## Dataset rows for apps and sites
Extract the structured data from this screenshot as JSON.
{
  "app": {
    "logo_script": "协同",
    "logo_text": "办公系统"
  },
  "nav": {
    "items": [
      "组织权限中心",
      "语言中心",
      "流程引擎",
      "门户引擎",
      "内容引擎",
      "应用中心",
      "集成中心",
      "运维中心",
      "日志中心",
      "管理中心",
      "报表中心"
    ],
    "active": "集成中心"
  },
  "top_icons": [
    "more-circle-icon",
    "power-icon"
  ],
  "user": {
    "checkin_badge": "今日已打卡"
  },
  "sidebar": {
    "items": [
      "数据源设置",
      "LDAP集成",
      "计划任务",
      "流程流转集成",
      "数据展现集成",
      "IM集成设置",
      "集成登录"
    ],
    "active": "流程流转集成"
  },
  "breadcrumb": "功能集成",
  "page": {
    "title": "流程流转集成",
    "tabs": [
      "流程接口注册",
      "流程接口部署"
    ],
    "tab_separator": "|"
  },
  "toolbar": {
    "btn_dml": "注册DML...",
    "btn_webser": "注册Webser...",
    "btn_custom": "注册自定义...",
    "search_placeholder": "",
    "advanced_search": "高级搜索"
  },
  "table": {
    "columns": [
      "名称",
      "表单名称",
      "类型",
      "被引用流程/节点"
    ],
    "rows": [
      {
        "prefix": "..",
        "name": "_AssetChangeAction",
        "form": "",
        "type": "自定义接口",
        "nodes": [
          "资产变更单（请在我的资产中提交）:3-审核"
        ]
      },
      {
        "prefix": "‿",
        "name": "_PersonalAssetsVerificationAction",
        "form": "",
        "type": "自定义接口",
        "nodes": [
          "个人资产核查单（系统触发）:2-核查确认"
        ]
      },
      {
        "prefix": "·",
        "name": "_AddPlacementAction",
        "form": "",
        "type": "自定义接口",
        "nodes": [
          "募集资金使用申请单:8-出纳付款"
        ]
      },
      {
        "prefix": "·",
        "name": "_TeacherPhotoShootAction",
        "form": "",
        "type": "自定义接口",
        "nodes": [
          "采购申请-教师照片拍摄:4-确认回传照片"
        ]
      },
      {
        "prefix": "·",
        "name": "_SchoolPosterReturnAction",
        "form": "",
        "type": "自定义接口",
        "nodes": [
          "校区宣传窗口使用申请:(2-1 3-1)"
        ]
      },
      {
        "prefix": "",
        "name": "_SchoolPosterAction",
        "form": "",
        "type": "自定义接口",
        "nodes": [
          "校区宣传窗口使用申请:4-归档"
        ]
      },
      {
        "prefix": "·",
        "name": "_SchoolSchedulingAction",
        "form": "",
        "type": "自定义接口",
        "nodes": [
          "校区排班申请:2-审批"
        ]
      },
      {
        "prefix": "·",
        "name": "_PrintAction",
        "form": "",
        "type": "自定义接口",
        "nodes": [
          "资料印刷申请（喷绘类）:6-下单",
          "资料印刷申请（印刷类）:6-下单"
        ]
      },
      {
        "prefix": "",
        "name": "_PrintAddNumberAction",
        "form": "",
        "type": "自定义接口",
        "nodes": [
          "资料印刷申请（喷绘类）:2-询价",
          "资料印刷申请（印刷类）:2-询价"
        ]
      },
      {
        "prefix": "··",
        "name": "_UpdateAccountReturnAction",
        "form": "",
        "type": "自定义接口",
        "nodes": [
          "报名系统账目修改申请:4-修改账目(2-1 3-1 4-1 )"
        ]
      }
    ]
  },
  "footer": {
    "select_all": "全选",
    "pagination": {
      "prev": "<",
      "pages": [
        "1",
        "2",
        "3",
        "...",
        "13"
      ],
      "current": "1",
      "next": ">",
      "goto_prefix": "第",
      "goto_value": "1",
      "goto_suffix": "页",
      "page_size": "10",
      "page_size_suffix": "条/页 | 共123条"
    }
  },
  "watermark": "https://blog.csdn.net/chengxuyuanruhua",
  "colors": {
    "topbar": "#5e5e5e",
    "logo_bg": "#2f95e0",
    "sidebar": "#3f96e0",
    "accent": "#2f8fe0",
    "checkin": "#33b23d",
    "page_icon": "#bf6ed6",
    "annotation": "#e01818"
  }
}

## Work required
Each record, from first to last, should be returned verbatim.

## Response to this exercise
Extract the structured data from this screenshot as JSON.
{
  "app": {
    "logo_script": "协同",
    "logo_text": "办公系统"
  },
  "nav": {
    "items": [
      "组织权限中心",
      "语言中心",
      "流程引擎",
      "门户引擎",
      "内容引擎",
      "应用中心",
      "集成中心",
      "运维中心",
      "日志中心",
      "管理中心",
      "报表中心"
    ],
    "active": "集成中心"
  },
  "top_icons": [
    "more-circle-icon",
    "power-icon"
  ],
  "user": {
    "checkin_badge": "今日已打卡"
  },
  "sidebar": {
    "items": [
      "数据源设置",
      "LDAP集成",
      "计划任务",
      "流程流转集成",
      "数据展现集成",
      "IM集成设置",
      "集成登录"
    ],
    "active": "流程流转集成"
  },
  "breadcrumb": "功能集成",
  "page": {
    "title": "流程流转集成",
    "tabs": [
      "流程接口注册",
      "流程接口部署"
    ],
    "tab_separator": "|"
  },
  "toolbar": {
    "btn_dml": "注册DML...",
    "btn_webser": "注册Webser...",
    "btn_custom": "注册自定义...",
    "search_placeholder": "",
    "advanced_search": "高级搜索"
  },
  "table": {
    "columns": [
      "名称",
      "表单名称",
      "类型",
      "被引用流程/节点"
    ],
    "rows": [
      {
        "prefix": "..",
        "name": "_AssetChangeAction",
        "form": "",
        "type": "自定义接口",
        "nodes": [
          "资产变更单（请在我的资产中提交）:3-审核"
        ]
      },
      {
        "prefix": "‿",
        "name": "_PersonalAssetsVerificationAction",
        "form": "",
        "type": "自定义接口",
        "nodes": [
          "个人资产核查单（系统触发）:2-核查确认"
        ]
      },
      {
        "prefix": "·",
        "name": "_AddPlacementAction",
        "form": "",
        "type": "自定义接口",
        "nodes": [
          "募集资金使用申请单:8-出纳付款"
        ]
      },
      {
        "prefix": "·",
        "name": "_TeacherPhotoShootAction",
        "form": "",
        "type": "自定义接口",
        "nodes": [
          "采购申请-教师照片拍摄:4-确认回传照片"
        ]
      },
      {
        "prefix": "·",
        "name": "_SchoolPosterReturnAction",
        "form": "",
        "type": "自定义接口",
        "nodes": [
          "校区宣传窗口使用申请:(2-1 3-1)"
        ]
      },
      {
        "prefix": "",
        "name": "_SchoolPosterAction",
        "form": "",
        "type": "自定义接口",
        "nodes": [
          "校区宣传窗口使用申请:4-归档"
        ]
      },
      {
        "prefix": "·",
        "name": "_SchoolSchedulingAction",
        "form": "",
        "type": "自定义接口",
        "nodes": [
          "校区排班申请:2-审批"
        ]
      },
      {
        "prefix": "·",
        "name": "_PrintAction",
        "form": "",
        "type": "自定义接口",
        "nodes": [
          "资料印刷申请（喷绘类）:6-下单",
          "资料印刷申请（印刷类）:6-下单"
        ]
      },
      {
        "prefix": "",
        "name": "_PrintAddNumberAction",
        "form": "",
        "type": "自定义接口",
        "nodes": [
          "资料印刷申请（喷绘类）:2-询价",
          "资料印刷申请（印刷类）:2-询价"
        ]
      },
      {
        "prefix": "··",
        "name": "_UpdateAccountReturnAction",
        "form": "",
        "type": "自定义接口",
        "nodes": [
          "报名系统账目修改申请:4-修改账目(2-1 3-1 4-1 )"
        ]
      }
    ]
  },
  "footer": {
    "select_all": "全选",
    "pagination": {
      "prev": "<",
      "pages": [
        "1",
        "2",
        "3",
        "...",
        "13"
      ],
      "current": "1",
      "next": ">",
      "goto_prefix": "第",
      "goto_value": "1",
      "goto_suffix": "页",
      "page_size": "10",
      "page_size_suffix": "条/页 | 共123条"
    }
  },
  "watermark": "https://blog.csdn.net/chengxuyuanruhua",
  "colors": {
    "topbar": "#5e5e5e",
    "logo_bg": "#2f95e0",
    "sidebar": "#3f96e0",
    "accent": "#2f8fe0",
    "checkin": "#33b23d",
    "page_icon": "#bf6ed6",
    "annotation": "#e01818"
  }
}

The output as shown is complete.